This is not the first time the church, in its long history, has been tempted to adopt public shaming as a corrective tool. But it is the first we’re called upon to institute it as a standing policy. The early 1980s provided the best opportunity to veer this way. The Davenport scandal was at its height. Many church leaders had succumbed to the allure of easy payoff in this Ponzi scheme costing the church millions of dollars.
It all came to a head in the summer of 1982 when the clamor was greatest to name names, publicly. Considering the injury the scandal had caused the church, a public outing seemed right and the least the church could do to assuage the anger and betrayal the membership felt. Another Wilson was the GC president at the time. Initially, Neal Wilson agreed to make public the names of leaders embroiled in the disgrace, but at the last minute he pulled back, contending that doing so would be embarking on a slippery slope whose end might prove regrettable. Though at the time, the elder Wilson’s decision was unsatisfying to many, I believe the passage of time has shown it was a wise one. The Davenport infraction concerned ethical and moral lapses for which public outing could arguably have been justified. To the contrary, the case involving the Unions’ decisions to do away with a two-tier ordination/commissioning arrangement in favor of a non-discriminatory system, speaks to conscience.

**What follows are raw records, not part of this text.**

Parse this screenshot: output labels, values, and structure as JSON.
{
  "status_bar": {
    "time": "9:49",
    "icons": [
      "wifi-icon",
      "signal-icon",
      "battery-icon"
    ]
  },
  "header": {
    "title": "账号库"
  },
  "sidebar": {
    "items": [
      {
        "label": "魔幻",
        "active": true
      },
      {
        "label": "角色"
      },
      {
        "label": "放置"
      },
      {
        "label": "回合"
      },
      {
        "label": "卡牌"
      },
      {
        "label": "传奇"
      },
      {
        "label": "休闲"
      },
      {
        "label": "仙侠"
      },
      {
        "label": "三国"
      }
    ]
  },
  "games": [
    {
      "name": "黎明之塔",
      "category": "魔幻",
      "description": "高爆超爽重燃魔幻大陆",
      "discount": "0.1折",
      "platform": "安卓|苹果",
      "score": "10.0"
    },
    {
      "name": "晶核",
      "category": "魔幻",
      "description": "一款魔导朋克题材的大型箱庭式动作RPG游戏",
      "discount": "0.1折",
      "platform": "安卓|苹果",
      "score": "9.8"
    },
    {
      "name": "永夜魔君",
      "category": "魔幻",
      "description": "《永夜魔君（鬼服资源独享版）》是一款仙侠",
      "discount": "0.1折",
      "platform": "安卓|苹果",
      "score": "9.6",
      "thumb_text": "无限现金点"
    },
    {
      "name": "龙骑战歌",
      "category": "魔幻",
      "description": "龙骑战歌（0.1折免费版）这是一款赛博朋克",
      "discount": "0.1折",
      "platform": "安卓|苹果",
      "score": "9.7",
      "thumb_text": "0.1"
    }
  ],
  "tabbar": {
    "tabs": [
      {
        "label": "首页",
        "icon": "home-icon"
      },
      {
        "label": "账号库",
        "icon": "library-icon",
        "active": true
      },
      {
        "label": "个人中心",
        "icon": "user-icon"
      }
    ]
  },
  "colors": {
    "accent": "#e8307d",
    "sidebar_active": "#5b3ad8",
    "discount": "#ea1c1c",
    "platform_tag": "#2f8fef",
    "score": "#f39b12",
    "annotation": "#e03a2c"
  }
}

Even the occasional investigative committee, with clearly defined mandates, should be rare. And rarer still anything permanent. History shows that humans have a tendency, when given the opportunity to delve into others’ affairs, to go overboard. When Jesus was confronted by the mob, stones at the ready and eager to exact the death penalty from the woman accused of breaking a moral law, his parting words to her were: “Neither do I condemn thee: go, and sin no more.” In the case of these Union leaders’ refusal to discriminate based on gender, what moral law, or church belief, have they broken for which they should be publicly shamed? Or the sin they should not repeat?